Dial back the drop off drama! Simple tips to help children and families to settle in to care

Man and woman with two young children playing with blocks

For some children and families, the ‘daily drop off’ is a simple and quick process – a kiss on the cheek, and the child runs off to play. For other families, however, dropping children off for a day of fun can be anything but. 

For a number of different reasons, navigating the big feelings of drop off time is a complex mix of feelings, bribes, distractions, and long long looooong goodbyes!

There is a light at the end of the tunnel! These easy to implement tips can turn drop off from drama to dream.


When children first start attending childcare, drop offs are crucial in helping them transition to care. If parents are anxious, and hovering ready to jump in at the first sign of distress, children will pick up on this. 

The aim should be for low key departures and excited reunions. If parents and families are able to consistently use the same routine and messaging when dropping their children off, putting all the emotional energy into a happy reunion, children will settle in to care much more quickly. 

Using the same language each day (“Mum is leaving for work now. Shall we stand at the fence and wave goodbye?”) can help children to feel more comfortable with transitions. 

Educators have a part to play here too. Wherever possible, educators should be consistently rostered in the same rooms at drop off times, so that the child and family have a familiar face to connect with. 

Keeping one or more activities or areas of the room the same can also be very calming for children – they then know where they can go in the room to engage with something comforting. 

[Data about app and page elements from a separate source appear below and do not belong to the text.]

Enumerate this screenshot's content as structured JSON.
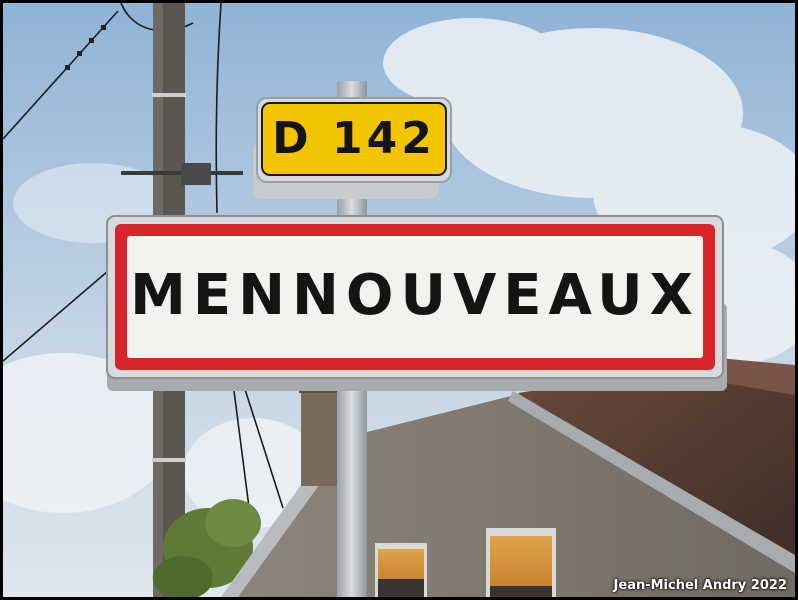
{
  "scene": {
    "road_sign": {
      "label": "D 142",
      "color": "#f2c500"
    },
    "town_sign": {
      "name": "MENNOUVEAUX",
      "border_color": "#d8242b"
    },
    "credit": "Jean-Michel Andry 2022"
  }
}
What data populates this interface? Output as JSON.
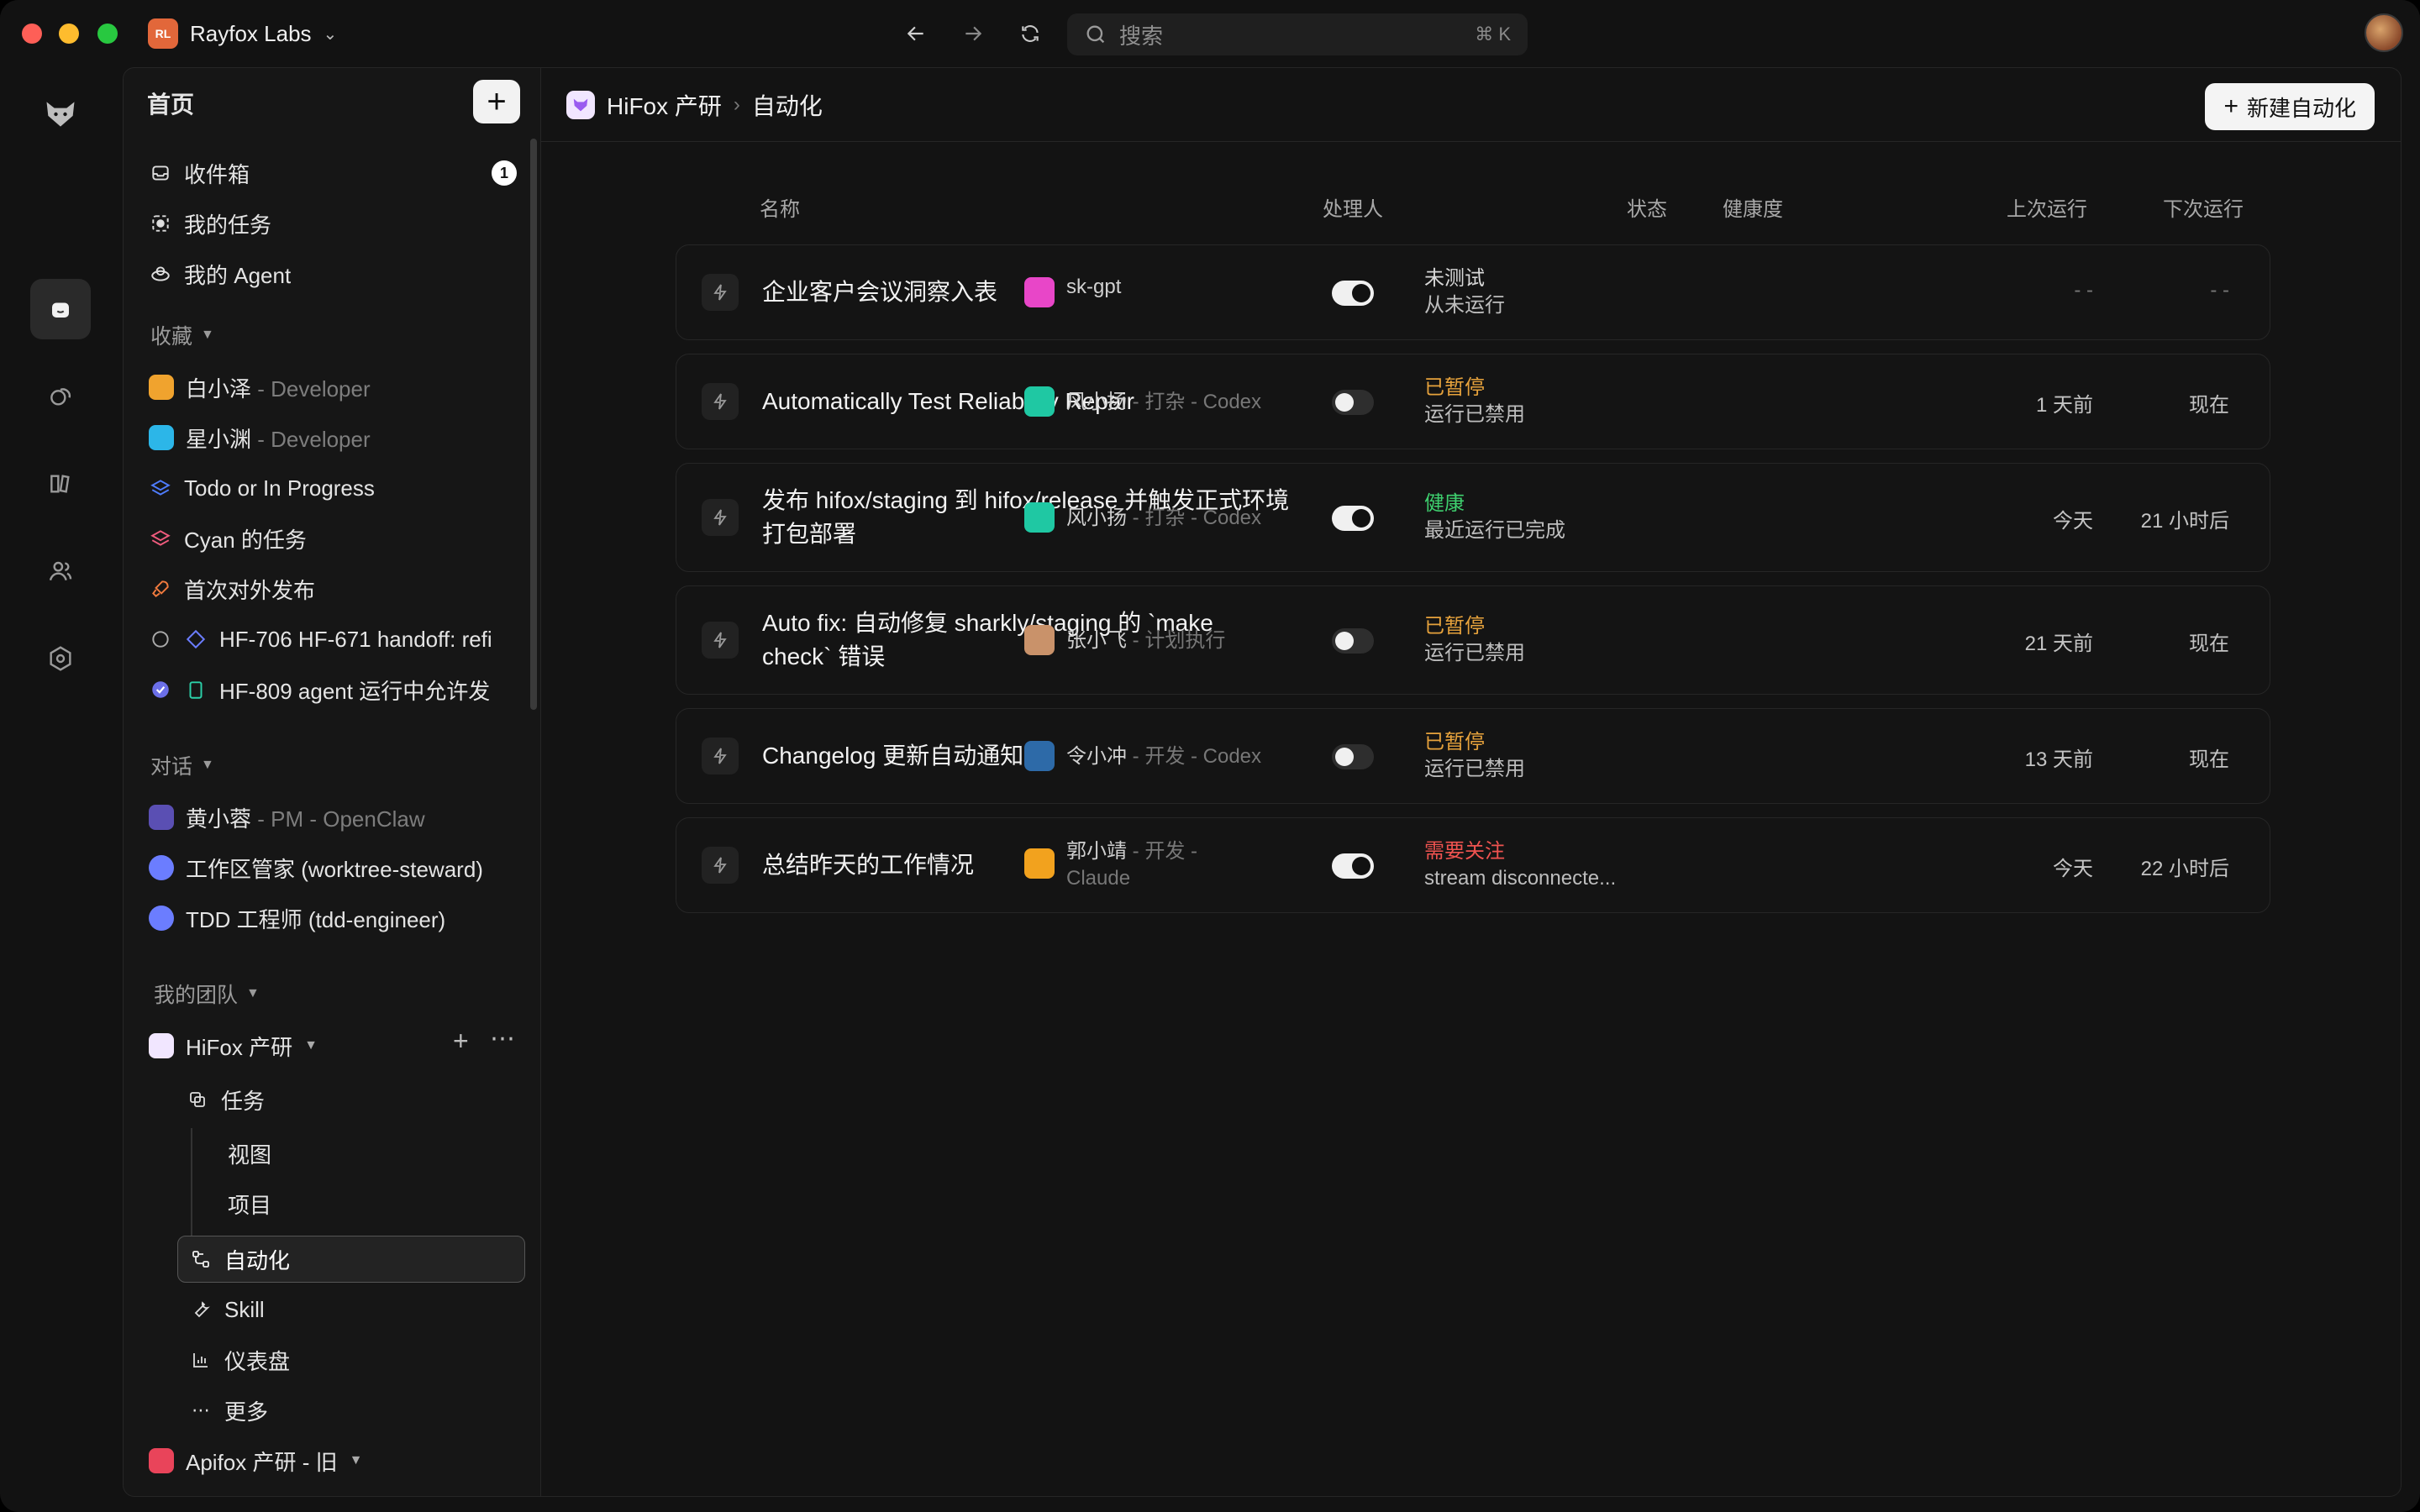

Don’t be sneaky

While it can be tempting for families to “sneak off” once their child is engaged with an activity, this can do more harm than good in the long run. 

When parents sneak off, children respond by being hypervigilant the next time drop off happens, perpetuating the cycle of anxiety by clinging even tighter. 

Parents and caregivers should give children a warning that they will be leaving soon. Simple words on the journey to care, such as “First I’ll drop you off at childcare, then you’ll play with your friends. After lunch and a nap, I will come to pick you up again, and we will have spaghetti for dinner” can orientate the place of care in the child’s day. 

When it comes time for a parent to leave, the same technique can be used to create a smoother drop off process. 

“I’ll finish this puzzle with you, then I am going in to work. Do you see someone here you’d like to play with when I go?”


Communication, on both sides of the fence, is a really important component of the drop off process. 

Parents should communicate with educators, letting them know about any changes for the child since they were last in care.

Educators can communicate with children about what exciting things the day holds, and everyone involved can communicate with each other through tools such as Storypark, which gives parents a “real time” window into their child’s day, alleviating worries. 

Nothing soothes a worried parent mind more than a photo or video of the child they left crying 10 minutes ago happily engaged in play. 

Parents can also use resources such as Storypark to share more about their child’s world beyond childcare, making the transition from home to care even smoother. 

For more ideas on how to tackle drop off drama, see the further resources below: 

Settling your baby into childcare

How to deal with separation anxiety at childcare

Leaving your child for the first time: tips to help with the dropoff  

girl getting temperature taken

Top 10 Illnesses Keeping Children Absent From Childcare

girl getting temperature taken

We’ve swiftly reached this year’s winter months which is typically a time when infections, viruses and bugs become most prominent. During last year’s winter months (2019), KindyNow tracked and recorded over 11,000 childcare bookings that were marked as absent due to illness, as well as the illnesses that were contracted.

From common viruses to irritating symptoms, there were over 70 different illnesses and symptoms of illness recorded for absent bookings. KindyNow have since reviewed this data to identify the top 10 most common illnesses that prevented children from attending their childcare service.

The top 10 most common illnesses recorded were:

1. Common Cold
2. Fever
3. Cough
4. Conjunctivitis
5. Influenza (Flu)
6. Viral Infection (Other)
7. Hand, Foot and Mouth
8. Ear Infection
9. Gastroenteritis (Gastro)
10. Vomiting

Collectively, the top ten accounted for up to 61% of the absent bookings.

Why it’s important to identify infectious illnesses early.
It’s incredibly important to identify in advance which illnesses are likely to impact your service so you can effectively prepare your staff and resources. When you’re better prepared you can successfully work towards minimising potential health risks and preventing an outbreak, which could force your families into being absent from childcare.

Over 150,000 childcare bookings have already been notified as absent with KindyNow in 2020 and as we navigate through unprecedented times with the recent outbreak of the coronavirus there has been a huge spike in absences and this figure continues to grow.

Now, it is more important than ever to ensure you have strong control and prevention strategies in place and your families are familiar with your strategy so they too can help you minimise the impact and spread of infectious illnesses.

For advice and tips on how you can ensure your service is meeting the National Quality Standards in minimising risk and protecting children from infection read the full article from KindyNow here.

KindyNow, a certified Kidsoft partner, is Australia’s most used childcare booking App, helping centres increase their occupancy and efficiency while improving their service offering. Learn more about KindyNow and how they can assist your business by clicking here.